Start of Records for processing

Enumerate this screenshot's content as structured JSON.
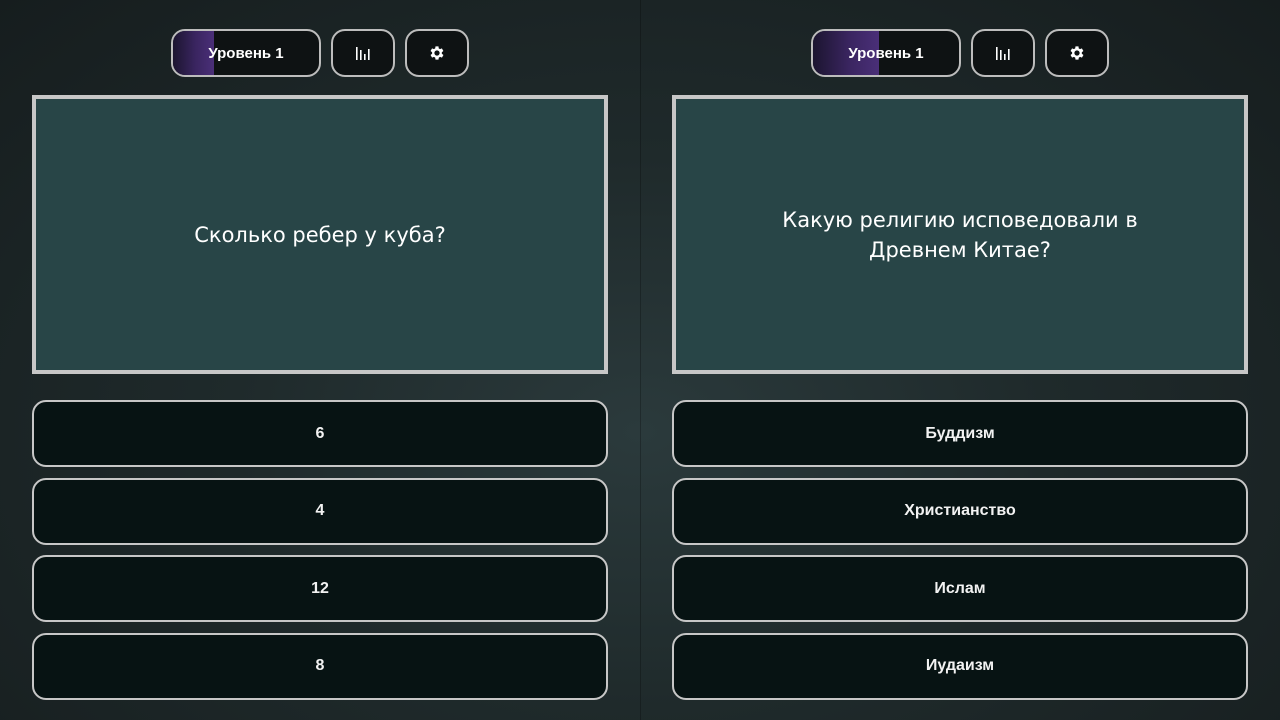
{
  "panels": [
    {
      "level": {
        "label": "Уровень 1",
        "progress": 0.28
      },
      "stats_icon": "bar-chart-icon",
      "settings_icon": "gear-icon",
      "question": "Сколько ребер у куба?",
      "answers": [
        "6",
        "4",
        "12",
        "8"
      ]
    },
    {
      "level": {
        "label": "Уровень 1",
        "progress": 0.45
      },
      "stats_icon": "bar-chart-icon",
      "settings_icon": "gear-icon",
      "question": "Какую религию исповедовали в Древнем Китае?",
      "answers": [
        "Буддизм",
        "Христианство",
        "Ислам",
        "Иудаизм"
      ]
    }
  ],
  "colors": {
    "level_fill": "#3a2560",
    "question_bg": "#284547",
    "answer_bg": "#071313",
    "border": "#c7c7c7"
  }
}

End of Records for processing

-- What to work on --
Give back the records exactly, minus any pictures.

-- Exercise result --
Enumerate this screenshot's content as structured JSON.
{
  "panels": [
    {
      "level": {
        "label": "Уровень 1",
        "progress": 0.28
      },
      "stats_icon": "bar-chart-icon",
      "settings_icon": "gear-icon",
      "question": "Сколько ребер у куба?",
      "answers": [
        "6",
        "4",
        "12",
        "8"
      ]
    },
    {
      "level": {
        "label": "Уровень 1",
        "progress": 0.45
      },
      "stats_icon": "bar-chart-icon",
      "settings_icon": "gear-icon",
      "question": "Какую религию исповедовали в Древнем Китае?",
      "answers": [
        "Буддизм",
        "Христианство",
        "Ислам",
        "Иудаизм"
      ]
    }
  ],
  "colors": {
    "level_fill": "#3a2560",
    "question_bg": "#284547",
    "answer_bg": "#071313",
    "border": "#c7c7c7"
  }
}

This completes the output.